*Records supplied*.
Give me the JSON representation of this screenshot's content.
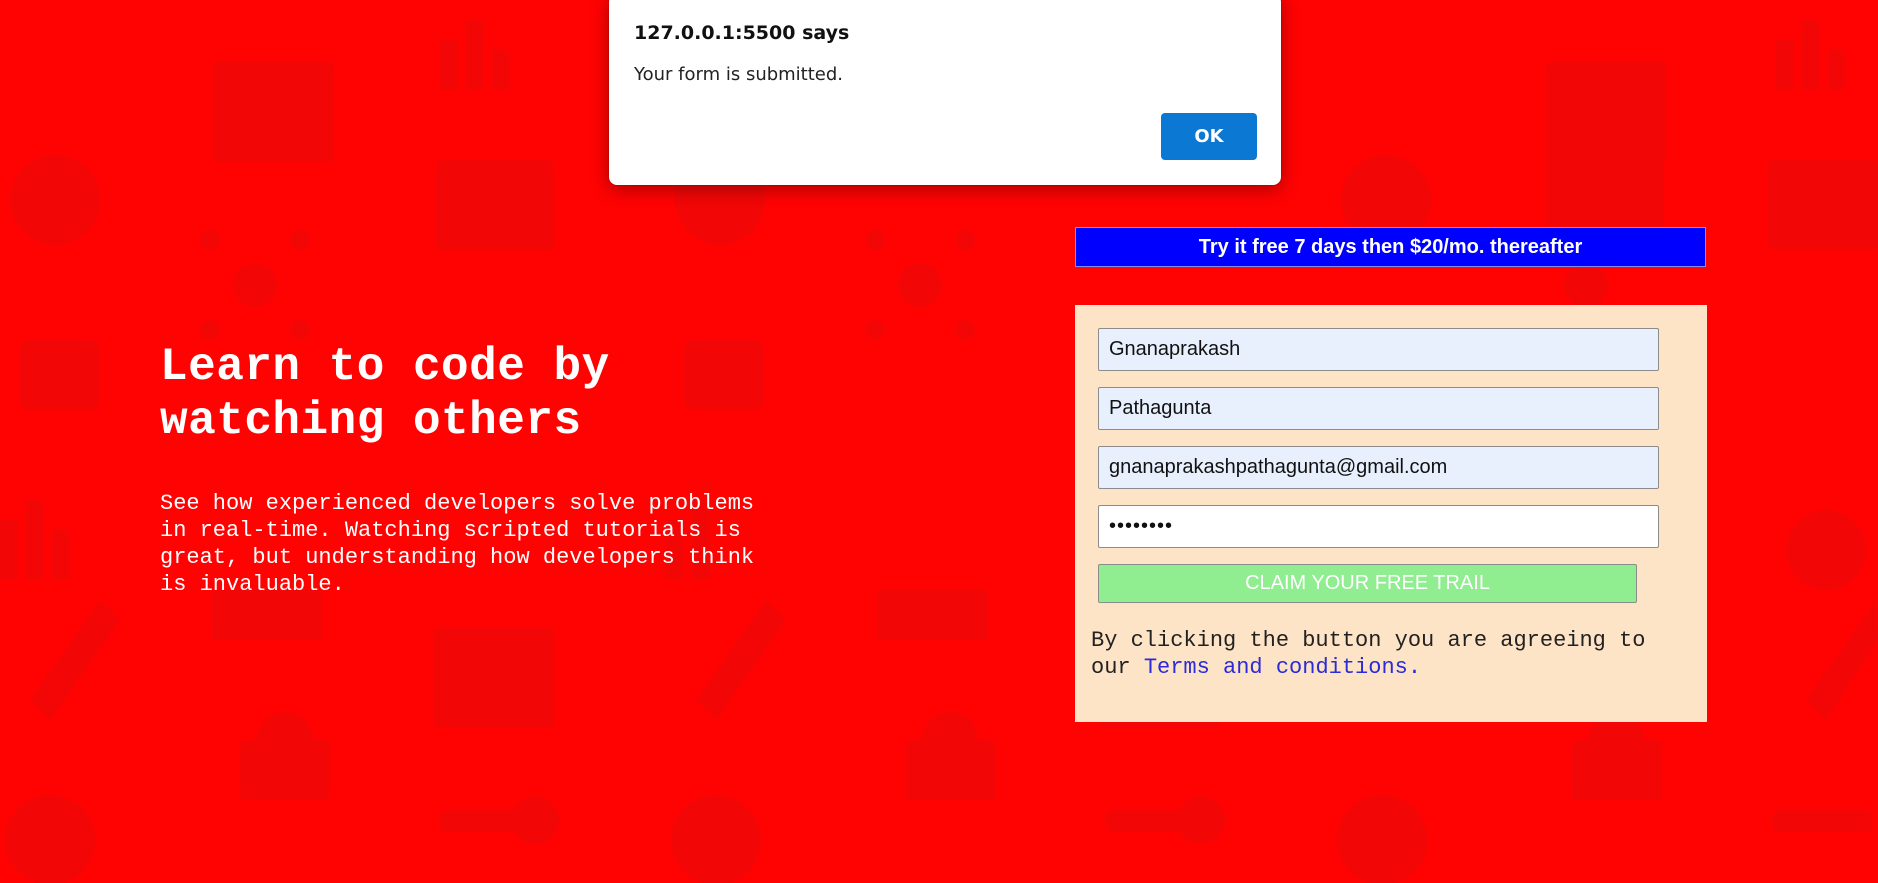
{
  "colors": {
    "page_background": "#ff0303",
    "banner_background": "#0000ff",
    "form_background": "#fee4c6",
    "claim_button": "#90ee90",
    "dialog_ok": "#0b78d4",
    "link": "#2b2bd8"
  },
  "dialog": {
    "origin": "127.0.0.1:5500 says",
    "message": "Your form is submitted.",
    "ok_label": "OK"
  },
  "hero": {
    "title": "Learn to code by watching others",
    "description": "See how experienced developers solve problems in real-time. Watching scripted tutorials is great, but understanding how developers think is invaluable."
  },
  "banner": {
    "text": "Try it free 7 days then $20/mo. thereafter"
  },
  "form": {
    "first_name": "Gnanaprakash",
    "last_name": "Pathagunta",
    "email": "gnanaprakashpathagunta@gmail.com",
    "password": "••••••••",
    "submit_label": "CLAIM YOUR FREE TRAIL",
    "terms_prefix": "By clicking the button you are agreeing to our ",
    "terms_link": "Terms and conditions."
  },
  "background_icons": [
    "browser-window-icon",
    "rocket-icon",
    "gear-icon",
    "network-icon",
    "thumbs-up-icon",
    "bar-chart-icon",
    "toolbox-icon",
    "headset-icon",
    "globe-icon",
    "key-icon",
    "shopping-cart-icon",
    "speech-bubble-icon"
  ]
}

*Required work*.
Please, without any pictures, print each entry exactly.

*Result of the task*.
Give me the JSON representation of this screenshot's content.
{
  "colors": {
    "page_background": "#ff0303",
    "banner_background": "#0000ff",
    "form_background": "#fee4c6",
    "claim_button": "#90ee90",
    "dialog_ok": "#0b78d4",
    "link": "#2b2bd8"
  },
  "dialog": {
    "origin": "127.0.0.1:5500 says",
    "message": "Your form is submitted.",
    "ok_label": "OK"
  },
  "hero": {
    "title": "Learn to code by watching others",
    "description": "See how experienced developers solve problems in real-time. Watching scripted tutorials is great, but understanding how developers think is invaluable."
  },
  "banner": {
    "text": "Try it free 7 days then $20/mo. thereafter"
  },
  "form": {
    "first_name": "Gnanaprakash",
    "last_name": "Pathagunta",
    "email": "gnanaprakashpathagunta@gmail.com",
    "password": "••••••••",
    "submit_label": "CLAIM YOUR FREE TRAIL",
    "terms_prefix": "By clicking the button you are agreeing to our ",
    "terms_link": "Terms and conditions."
  },
  "background_icons": [
    "browser-window-icon",
    "rocket-icon",
    "gear-icon",
    "network-icon",
    "thumbs-up-icon",
    "bar-chart-icon",
    "toolbox-icon",
    "headset-icon",
    "globe-icon",
    "key-icon",
    "shopping-cart-icon",
    "speech-bubble-icon"
  ]
}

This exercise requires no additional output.